- Requirement
Your answer must be an exact copy of the records below, with every picture left out.

● ● ● ● ● ● ●

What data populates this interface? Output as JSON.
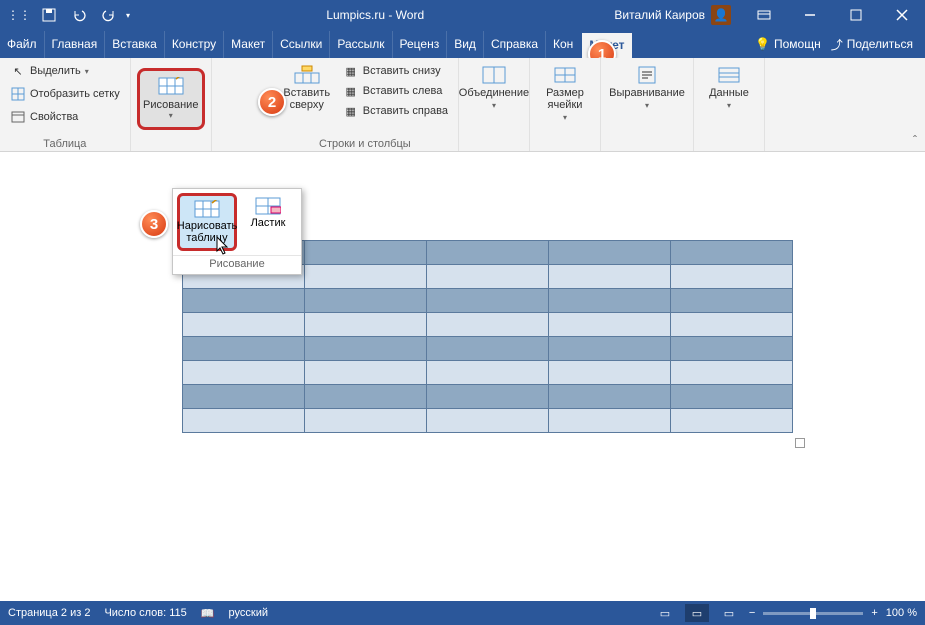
{
  "title": "Lumpics.ru - Word",
  "user_name": "Виталий Каиров",
  "menu": [
    "Файл",
    "Главная",
    "Вставка",
    "Констру",
    "Макет",
    "Ссылки",
    "Рассылк",
    "Реценз",
    "Вид",
    "Справка",
    "Кон",
    "",
    "Макет"
  ],
  "menu_right": {
    "help": "Помощн",
    "share": "Поделиться"
  },
  "ribbon": {
    "table_group": {
      "select": "Выделить",
      "grid": "Отобразить сетку",
      "props": "Свойства",
      "label": "Таблица"
    },
    "drawing": {
      "label": "Рисование"
    },
    "insert": {
      "above": "Вставить сверху",
      "below": "Вставить снизу",
      "left": "Вставить слева",
      "right": "Вставить справа",
      "label": "Строки и столбцы"
    },
    "merge": {
      "label": "Объединение"
    },
    "cellsize": {
      "label": "Размер ячейки"
    },
    "align": {
      "label": "Выравнивание"
    },
    "data": {
      "label": "Данные"
    }
  },
  "popup": {
    "draw_table": "Нарисовать таблицу",
    "eraser": "Ластик",
    "label": "Рисование"
  },
  "callouts": [
    "1",
    "2",
    "3"
  ],
  "status": {
    "page": "Страница 2 из 2",
    "words": "Число слов: 115",
    "lang": "русский",
    "zoom": "100 %"
  }
}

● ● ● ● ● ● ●

- The answer
What data populates this interface? Output as JSON.
{
  "title": "Lumpics.ru - Word",
  "user_name": "Виталий Каиров",
  "menu": [
    "Файл",
    "Главная",
    "Вставка",
    "Констру",
    "Макет",
    "Ссылки",
    "Рассылк",
    "Реценз",
    "Вид",
    "Справка",
    "Кон",
    "",
    "Макет"
  ],
  "menu_right": {
    "help": "Помощн",
    "share": "Поделиться"
  },
  "ribbon": {
    "table_group": {
      "select": "Выделить",
      "grid": "Отобразить сетку",
      "props": "Свойства",
      "label": "Таблица"
    },
    "drawing": {
      "label": "Рисование"
    },
    "insert": {
      "above": "Вставить сверху",
      "below": "Вставить снизу",
      "left": "Вставить слева",
      "right": "Вставить справа",
      "label": "Строки и столбцы"
    },
    "merge": {
      "label": "Объединение"
    },
    "cellsize": {
      "label": "Размер ячейки"
    },
    "align": {
      "label": "Выравнивание"
    },
    "data": {
      "label": "Данные"
    }
  },
  "popup": {
    "draw_table": "Нарисовать таблицу",
    "eraser": "Ластик",
    "label": "Рисование"
  },
  "callouts": [
    "1",
    "2",
    "3"
  ],
  "status": {
    "page": "Страница 2 из 2",
    "words": "Число слов: 115",
    "lang": "русский",
    "zoom": "100 %"
  }
}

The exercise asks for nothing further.